LESLEY ESTERS REDWINE: As I talk about it, it just makes me very overwhelmed because this has been a very long fight.

BLOCK: In 2008, these women all came to Washington to watch Barack Obama become president, says Monica Brady, a middle school principal in New York.

MONICA BRADY: And we were so joyful. There was just so much love in our hearts for each other and for the world - so much hope.

BLOCK: Now, Brady says, getting to see Kamala ascend brings new joy.

BRADY: To see us reflected back to us, not just in her brownness because I think sometimes people get caught up in that but her fierceness. She is a fierce woman, and everybody on this line is as well.

BLOCK: And then the women are riveted as they watch Michelle Obama make her entrance in a belted burgundy ensemble, her hair in a sleek, wavy blowout.

UNIDENTIFIED PERSON #1: Michelle is coming in looking (laughter)...



UNIDENTIFIED PERSON #2: Look at Chelle (ph). Today, we fierce.

UNIDENTIFIED PERSON #1: Forget it. She snatched from head to toe.

BLOCK: At last, the star attraction, Kamala Harris, emerges from the Capitol in a royal purple coat and matching dress.


BLOCK: And jubilation gives way to tears as the women absorb the weight of this moment.



BLOCK: And then after Harris and Biden are sworn in...


UNIDENTIFIED PERSON #4: Oh, there we go.

BLOCK: ...The friends raise their glasses in a toast.

UNIDENTIFIED PERSON #1: Ladies, cheers.

UNIDENTIFIED PERSON #3: All right. So now we drink.

BLOCK: As she considers this moment, Vivian Wallace-Llodra, who works for JPMorgan Chase, says it's important for girls and boys to see in Kamala Harris a woman unapologetically in power.
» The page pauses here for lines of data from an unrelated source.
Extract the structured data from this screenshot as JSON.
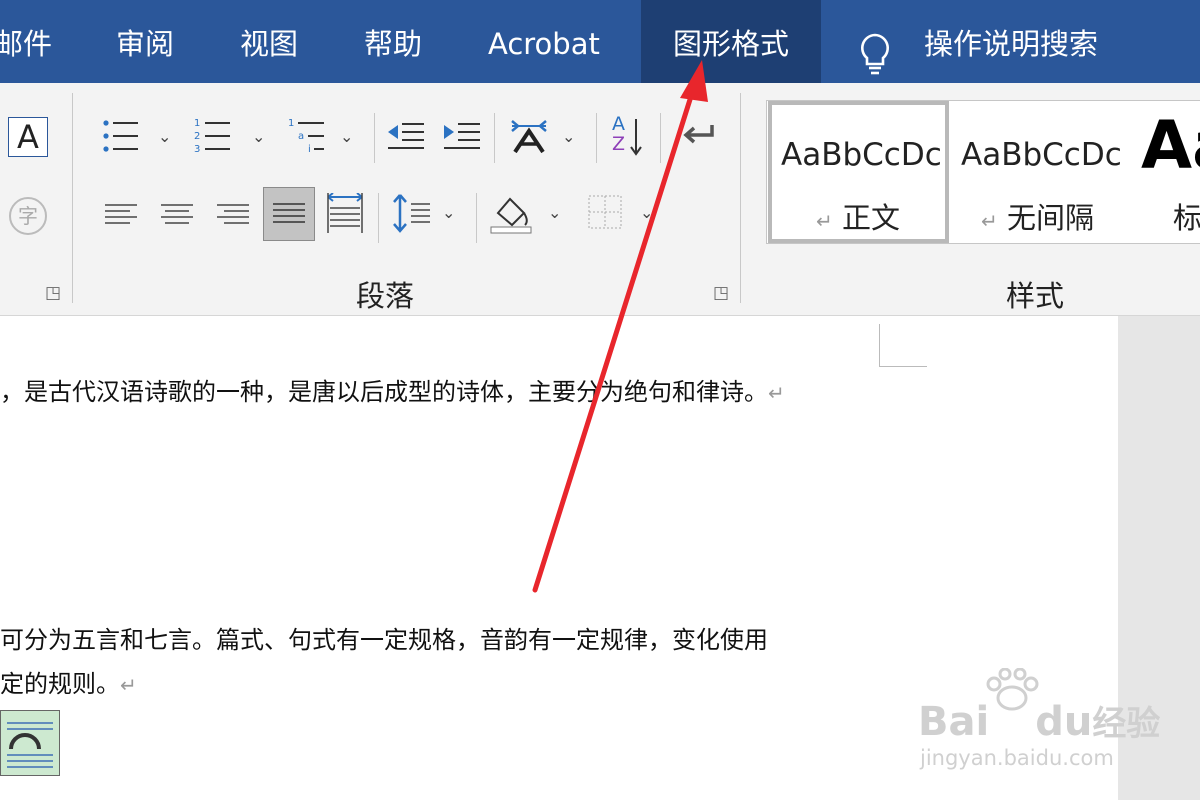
{
  "tabs": [
    "邮件",
    "审阅",
    "视图",
    "帮助",
    "Acrobat",
    "图形格式"
  ],
  "tell_me": "操作说明搜索",
  "ribbon": {
    "paragraph_group_label": "段落",
    "styles_group_label": "样式",
    "font_group": {
      "text_a_glyph": "A",
      "phonetic_glyph": "字"
    },
    "sort_glyph_top": "A",
    "sort_glyph_bottom": "Z"
  },
  "styles": [
    {
      "sample": "AaBbCcDc",
      "name": "正文",
      "selected": true
    },
    {
      "sample": "AaBbCcDc",
      "name": "无间隔",
      "selected": false
    },
    {
      "sample": "Aa",
      "name": "标",
      "selected": false
    }
  ],
  "document": {
    "paragraphs": [
      "，是古代汉语诗歌的一种，是唐以后成型的诗体，主要分为绝句和律诗。",
      "可分为五言和七言。篇式、句式有一定规格，音韵有一定规律，变化使用",
      "定的规则。"
    ],
    "paragraph_mark": "↵"
  },
  "watermark": {
    "brand": "Bai",
    "brand2": "du",
    "word": "经验",
    "url": "jingyan.baidu.com"
  },
  "colors": {
    "tab_bar": "#2b579a",
    "tab_active": "#1e3f73",
    "annotation_arrow": "#e8262c"
  }
}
VIVIAN WALLACE-LLODRA: So that they can realize, yes, this is normal. You know, this shouldn't be a big deal. And I'm just - like, I'm grateful. I am grateful to have made it to this day because 400,000 Americans did not.

BLOCK: My heart is full, Monica Brady tells her friends before signing off. I feel so hopeful.

UNIDENTIFIED PERSON #2: Love you guys.




BLOCK: Melissa Block, NPR News.

(SOUNDBITE OF KEEM THE CIPHER'S "TRANSCEND.") Transcript provided by NPR, Copyright NPR.